_Problem details_
In the entries below, how many lines contain the string "Ответы"? Give the number by itself.

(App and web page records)
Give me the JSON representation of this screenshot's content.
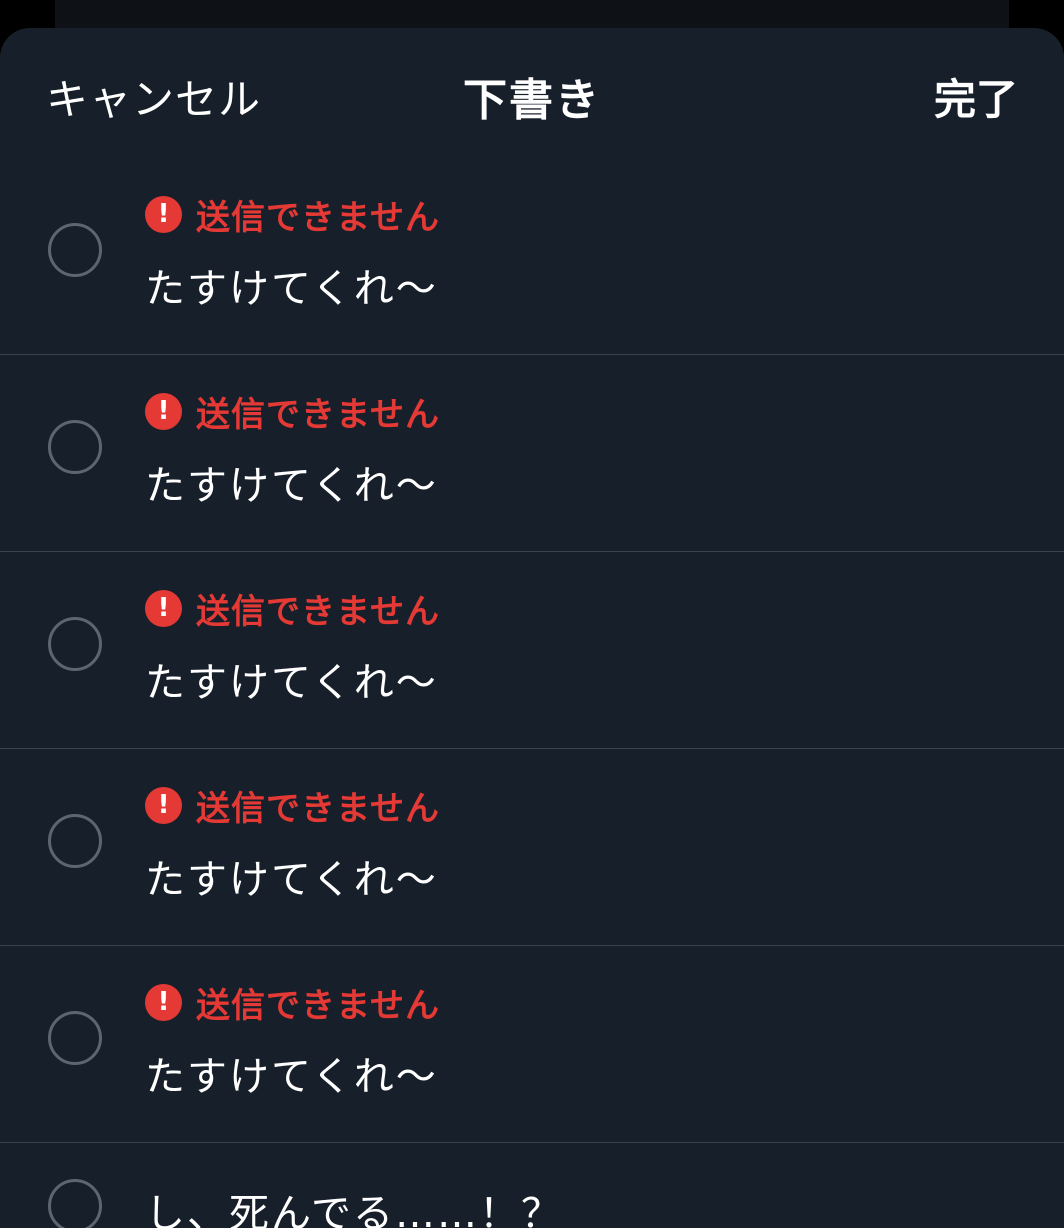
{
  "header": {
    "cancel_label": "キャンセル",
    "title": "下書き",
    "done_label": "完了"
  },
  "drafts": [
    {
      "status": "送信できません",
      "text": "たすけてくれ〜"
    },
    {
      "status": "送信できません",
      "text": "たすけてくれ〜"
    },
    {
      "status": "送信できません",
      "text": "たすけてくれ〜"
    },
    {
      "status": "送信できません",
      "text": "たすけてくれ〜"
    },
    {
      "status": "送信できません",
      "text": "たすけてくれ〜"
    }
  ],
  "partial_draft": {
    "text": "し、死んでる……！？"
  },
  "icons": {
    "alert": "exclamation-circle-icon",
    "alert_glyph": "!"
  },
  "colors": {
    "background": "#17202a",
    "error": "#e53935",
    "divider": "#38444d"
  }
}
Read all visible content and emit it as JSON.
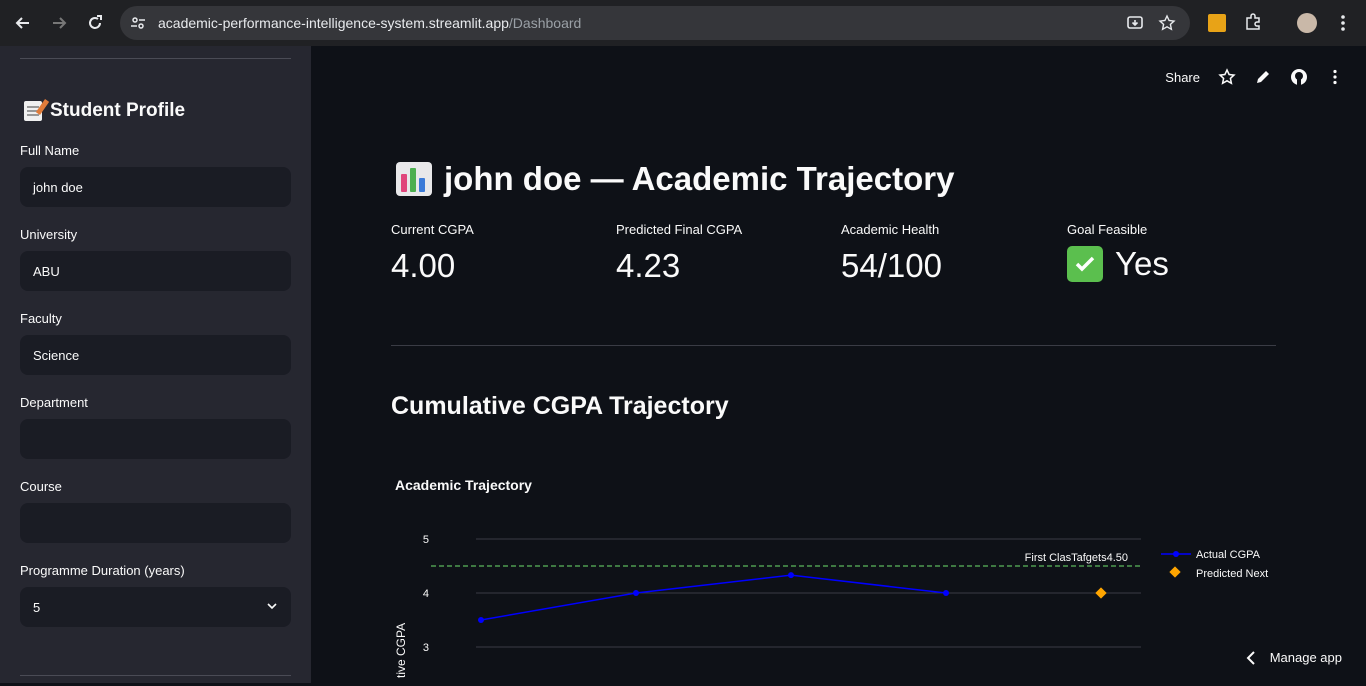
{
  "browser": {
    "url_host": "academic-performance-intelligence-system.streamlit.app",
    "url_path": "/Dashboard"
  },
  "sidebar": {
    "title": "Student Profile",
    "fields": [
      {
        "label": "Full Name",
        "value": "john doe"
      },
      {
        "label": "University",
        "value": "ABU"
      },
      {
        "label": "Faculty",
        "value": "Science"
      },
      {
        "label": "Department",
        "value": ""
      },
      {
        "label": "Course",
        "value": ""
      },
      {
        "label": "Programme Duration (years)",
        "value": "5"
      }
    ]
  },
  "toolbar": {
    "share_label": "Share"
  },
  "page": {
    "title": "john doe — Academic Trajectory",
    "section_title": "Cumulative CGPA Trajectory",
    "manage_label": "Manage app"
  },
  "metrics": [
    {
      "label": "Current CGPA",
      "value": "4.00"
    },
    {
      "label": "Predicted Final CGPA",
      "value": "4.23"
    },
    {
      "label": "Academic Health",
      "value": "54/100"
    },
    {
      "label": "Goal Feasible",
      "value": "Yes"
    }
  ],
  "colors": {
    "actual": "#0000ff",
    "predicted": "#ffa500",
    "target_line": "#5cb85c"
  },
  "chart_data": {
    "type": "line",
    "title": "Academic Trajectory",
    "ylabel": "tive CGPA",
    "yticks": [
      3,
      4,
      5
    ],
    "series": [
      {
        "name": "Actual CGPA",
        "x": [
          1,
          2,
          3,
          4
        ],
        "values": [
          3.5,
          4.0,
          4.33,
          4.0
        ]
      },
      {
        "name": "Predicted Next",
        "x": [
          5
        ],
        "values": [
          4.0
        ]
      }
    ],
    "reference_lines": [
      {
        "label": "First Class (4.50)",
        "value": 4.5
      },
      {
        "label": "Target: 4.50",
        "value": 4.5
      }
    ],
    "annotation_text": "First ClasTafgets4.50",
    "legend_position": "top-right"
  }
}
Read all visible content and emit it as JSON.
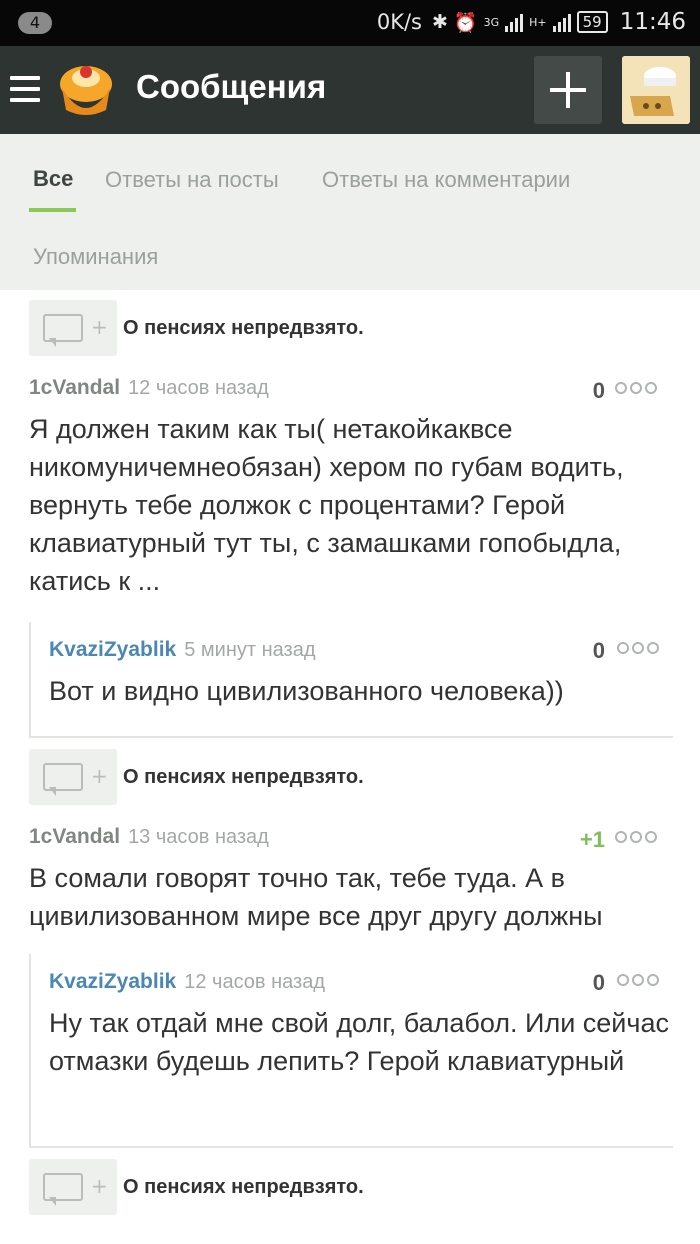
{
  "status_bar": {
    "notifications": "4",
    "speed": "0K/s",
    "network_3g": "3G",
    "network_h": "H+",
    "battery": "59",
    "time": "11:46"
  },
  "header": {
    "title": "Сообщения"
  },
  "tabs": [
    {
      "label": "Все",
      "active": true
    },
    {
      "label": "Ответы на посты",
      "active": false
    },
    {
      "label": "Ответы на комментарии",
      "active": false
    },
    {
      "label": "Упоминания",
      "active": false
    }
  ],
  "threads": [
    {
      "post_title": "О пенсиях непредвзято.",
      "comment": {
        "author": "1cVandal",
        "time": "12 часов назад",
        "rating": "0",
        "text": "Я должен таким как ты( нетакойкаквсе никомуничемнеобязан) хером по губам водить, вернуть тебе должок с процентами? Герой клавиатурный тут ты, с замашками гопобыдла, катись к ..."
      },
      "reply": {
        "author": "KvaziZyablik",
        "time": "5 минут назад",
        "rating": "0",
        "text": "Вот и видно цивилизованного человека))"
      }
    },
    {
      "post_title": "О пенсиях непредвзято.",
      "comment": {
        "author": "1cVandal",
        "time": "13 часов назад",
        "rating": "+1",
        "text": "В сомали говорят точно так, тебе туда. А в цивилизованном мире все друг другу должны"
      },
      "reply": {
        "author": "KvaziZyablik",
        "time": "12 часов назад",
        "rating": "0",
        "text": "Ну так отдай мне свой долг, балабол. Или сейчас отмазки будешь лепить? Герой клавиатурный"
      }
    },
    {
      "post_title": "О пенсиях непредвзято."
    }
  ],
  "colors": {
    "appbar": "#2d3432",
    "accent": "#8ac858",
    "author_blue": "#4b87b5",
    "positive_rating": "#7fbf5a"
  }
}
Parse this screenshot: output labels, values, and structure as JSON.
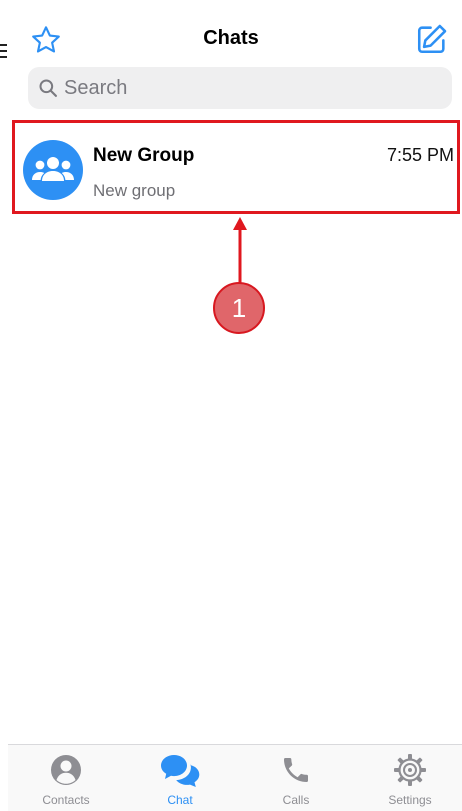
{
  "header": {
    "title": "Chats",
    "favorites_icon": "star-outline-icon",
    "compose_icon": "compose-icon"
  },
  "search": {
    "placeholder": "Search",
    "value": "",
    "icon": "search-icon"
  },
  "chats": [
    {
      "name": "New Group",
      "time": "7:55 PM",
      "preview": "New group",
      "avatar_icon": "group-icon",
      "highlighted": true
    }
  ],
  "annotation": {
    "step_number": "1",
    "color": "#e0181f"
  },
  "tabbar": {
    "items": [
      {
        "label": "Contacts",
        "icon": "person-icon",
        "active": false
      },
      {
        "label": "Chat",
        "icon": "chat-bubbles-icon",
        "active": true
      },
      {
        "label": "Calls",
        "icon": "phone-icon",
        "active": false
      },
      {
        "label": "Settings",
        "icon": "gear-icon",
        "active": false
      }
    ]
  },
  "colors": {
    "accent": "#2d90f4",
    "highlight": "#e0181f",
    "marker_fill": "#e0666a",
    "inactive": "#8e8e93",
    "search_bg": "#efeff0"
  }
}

_Reply_
2